Website and app data records
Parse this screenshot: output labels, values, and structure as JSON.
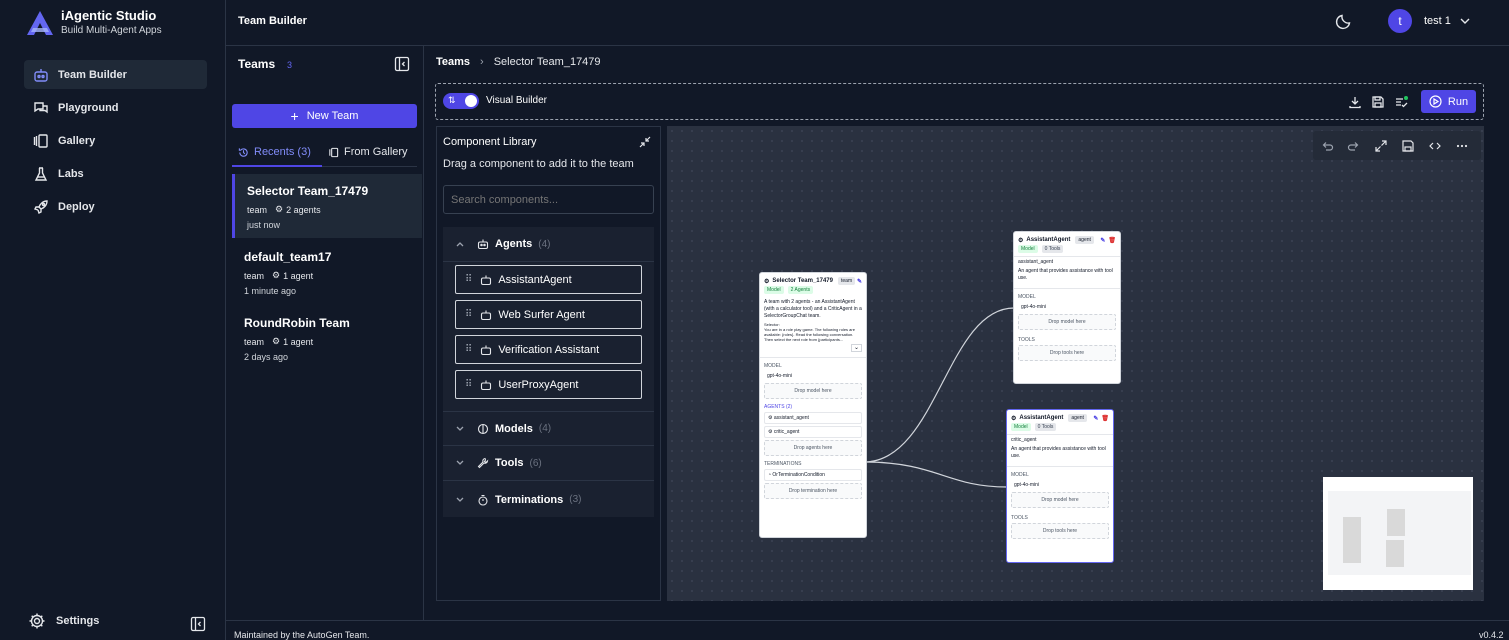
{
  "brand": {
    "name": "iAgentic Studio",
    "subtitle": "Build Multi-Agent Apps"
  },
  "nav": [
    {
      "label": "Team Builder",
      "icon": "robot-icon",
      "active": true
    },
    {
      "label": "Playground",
      "icon": "chat-icon"
    },
    {
      "label": "Gallery",
      "icon": "gallery-icon"
    },
    {
      "label": "Labs",
      "icon": "flask-icon"
    },
    {
      "label": "Deploy",
      "icon": "rocket-icon"
    }
  ],
  "settings_label": "Settings",
  "topbar": {
    "title": "Team Builder",
    "user_initial": "t",
    "user_name": "test 1"
  },
  "teams": {
    "title": "Teams",
    "count": "3",
    "new_team_label": "New Team",
    "tab_recents": "Recents (3)",
    "tab_gallery": "From Gallery",
    "items": [
      {
        "name": "Selector Team_17479",
        "type": "team",
        "agents": "2 agents",
        "time": "just now"
      },
      {
        "name": "default_team17",
        "type": "team",
        "agents": "1 agent",
        "time": "1 minute ago"
      },
      {
        "name": "RoundRobin Team",
        "type": "team",
        "agents": "1 agent",
        "time": "2 days ago"
      }
    ]
  },
  "breadcrumb": {
    "root": "Teams",
    "current": "Selector Team_17479"
  },
  "builder": {
    "visual_builder_label": "Visual Builder",
    "run_label": "Run"
  },
  "library": {
    "title": "Component Library",
    "subtitle": "Drag a component to add it to the team",
    "search_placeholder": "Search components...",
    "sections": [
      {
        "label": "Agents",
        "count": "(4)"
      },
      {
        "label": "Models",
        "count": "(4)"
      },
      {
        "label": "Tools",
        "count": "(6)"
      },
      {
        "label": "Terminations",
        "count": "(3)"
      }
    ],
    "agents": [
      "AssistantAgent",
      "Web Surfer Agent",
      "Verification Assistant",
      "UserProxyAgent"
    ]
  },
  "team_node": {
    "title": "Selector Team_17479",
    "badge": "team",
    "model_badge": "Model",
    "agents_badge": "2 Agents",
    "description": "A team with 2 agents - an AssistantAgent (with a calculator tool) and a CriticAgent in a SelectorGroupChat team.",
    "selector_label": "Selector:",
    "selector_text": "You are in a role play game. The following roles are available: {roles}. Read the following conversation. Then select the next role from {participants...",
    "model_label": "MODEL",
    "model_value": "gpt-4o-mini",
    "drop_model": "Drop model here",
    "agents_label": "AGENTS (2)",
    "agent1": "assistant_agent",
    "agent2": "critic_agent",
    "drop_agents": "Drop agents here",
    "terminations_label": "TERMINATIONS",
    "termination": "OrTerminationCondition",
    "drop_termination": "Drop termination here"
  },
  "agent_nodes": [
    {
      "title": "AssistantAgent",
      "badge": "agent",
      "model_badge": "Model",
      "tools_badge": "0 Tools",
      "name": "assistant_agent",
      "desc": "An agent that provides assistance with tool use.",
      "model_label": "MODEL",
      "model_value": "gpt-4o-mini",
      "drop_model": "Drop model here",
      "tools_label": "TOOLS",
      "drop_tools": "Drop tools here"
    },
    {
      "title": "AssistantAgent",
      "badge": "agent",
      "model_badge": "Model",
      "tools_badge": "0 Tools",
      "name": "critic_agent",
      "desc": "An agent that provides assistance with tool use.",
      "model_label": "MODEL",
      "model_value": "gpt-4o-mini",
      "drop_model": "Drop model here",
      "tools_label": "TOOLS",
      "drop_tools": "Drop tools here"
    }
  ],
  "footer": {
    "left": "Maintained by the AutoGen Team.",
    "version": "v0.4.2"
  },
  "colors": {
    "accent": "#4f46e5",
    "background": "#111827"
  }
}
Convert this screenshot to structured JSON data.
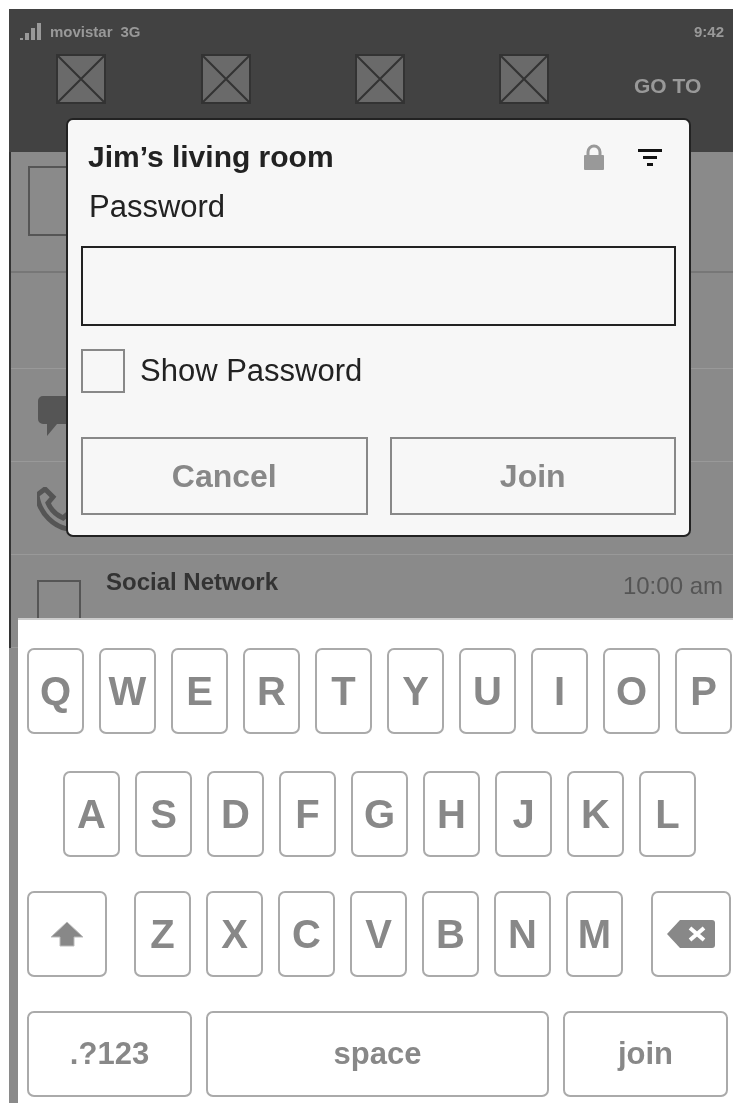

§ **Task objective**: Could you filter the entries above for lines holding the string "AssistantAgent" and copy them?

§ **Exercise result**:
      "AssistantAgent",
    "description": "A team with 2 agents - an AssistantAgent (with a calculator tool) and a CriticAgent in a SelectorGroupChat team.",
      "title": "AssistantAgent",
      "title": "AssistantAgent",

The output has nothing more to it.